(Data for review begins)

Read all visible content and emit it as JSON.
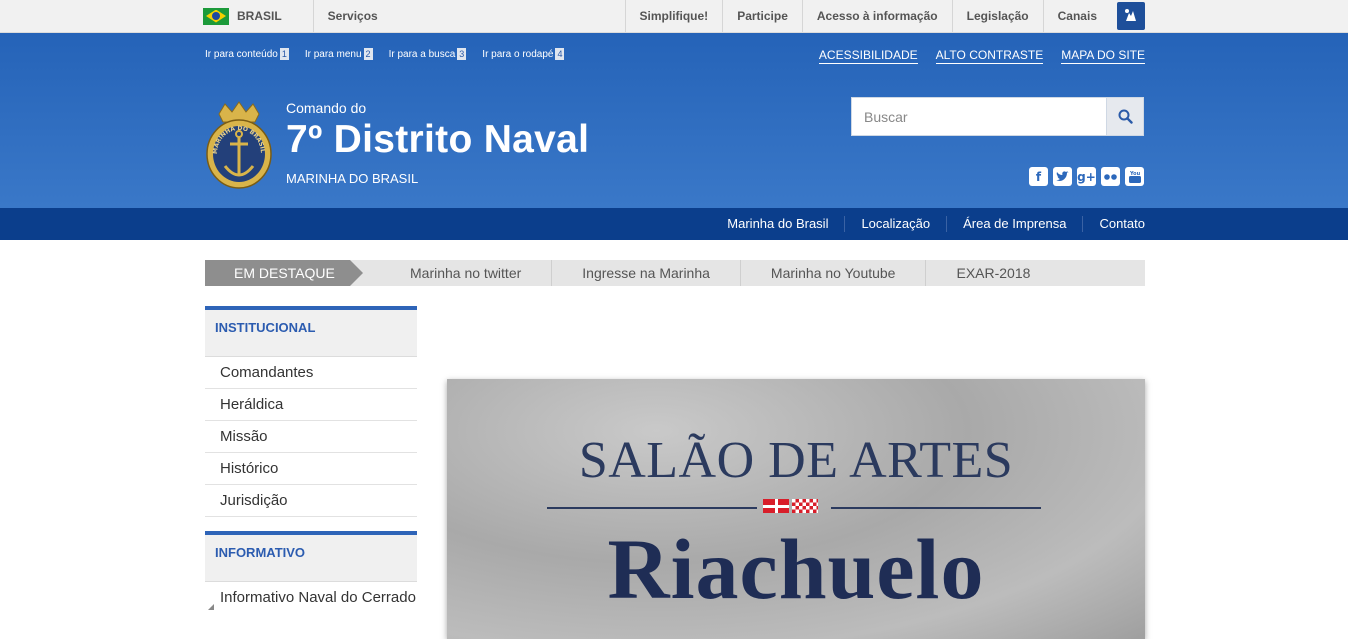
{
  "govbar": {
    "country": "BRASIL",
    "services": "Serviços",
    "links": [
      "Simplifique!",
      "Participe",
      "Acesso à informação",
      "Legislação",
      "Canais"
    ]
  },
  "accessibility": {
    "skip_links": [
      {
        "label": "Ir para conteúdo",
        "key": "1"
      },
      {
        "label": "Ir para menu",
        "key": "2"
      },
      {
        "label": "Ir para a busca",
        "key": "3"
      },
      {
        "label": "Ir para o rodapé",
        "key": "4"
      }
    ],
    "top_links": [
      "ACESSIBILIDADE",
      "ALTO CONTRASTE",
      "MAPA DO SITE"
    ]
  },
  "brand": {
    "pre_title": "Comando do",
    "title": "7º Distrito Naval",
    "subtitle": "MARINHA DO BRASIL",
    "logo_text": "MARINHA DO BRASIL"
  },
  "search": {
    "placeholder": "Buscar"
  },
  "social": [
    "facebook-icon",
    "twitter-icon",
    "googleplus-icon",
    "flickr-icon",
    "youtube-icon"
  ],
  "nav": [
    "Marinha do Brasil",
    "Localização",
    "Área de Imprensa",
    "Contato"
  ],
  "destaque": {
    "label": "EM DESTAQUE",
    "items": [
      "Marinha no twitter",
      "Ingresse na Marinha",
      "Marinha no Youtube",
      "EXAR-2018"
    ]
  },
  "sidebar": {
    "section1": {
      "title": "INSTITUCIONAL",
      "items": [
        "Comandantes",
        "Heráldica",
        "Missão",
        "Histórico",
        "Jurisdição"
      ]
    },
    "section2": {
      "title": "INFORMATIVO",
      "items": [
        "Informativo Naval do Cerrado"
      ]
    }
  },
  "banner": {
    "line1": "SALÃO DE ARTES",
    "line2": "Riachuelo"
  },
  "colors": {
    "header_blue": "#2563b8",
    "nav_blue": "#0b3e8c",
    "accent_blue": "#2e64b8"
  }
}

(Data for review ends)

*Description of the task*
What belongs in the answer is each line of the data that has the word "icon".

*Answer for the task*
    "facebook-icon",
    "twitter-icon",
    "googleplus-icon",
    "flickr-icon",
    "youtube-icon"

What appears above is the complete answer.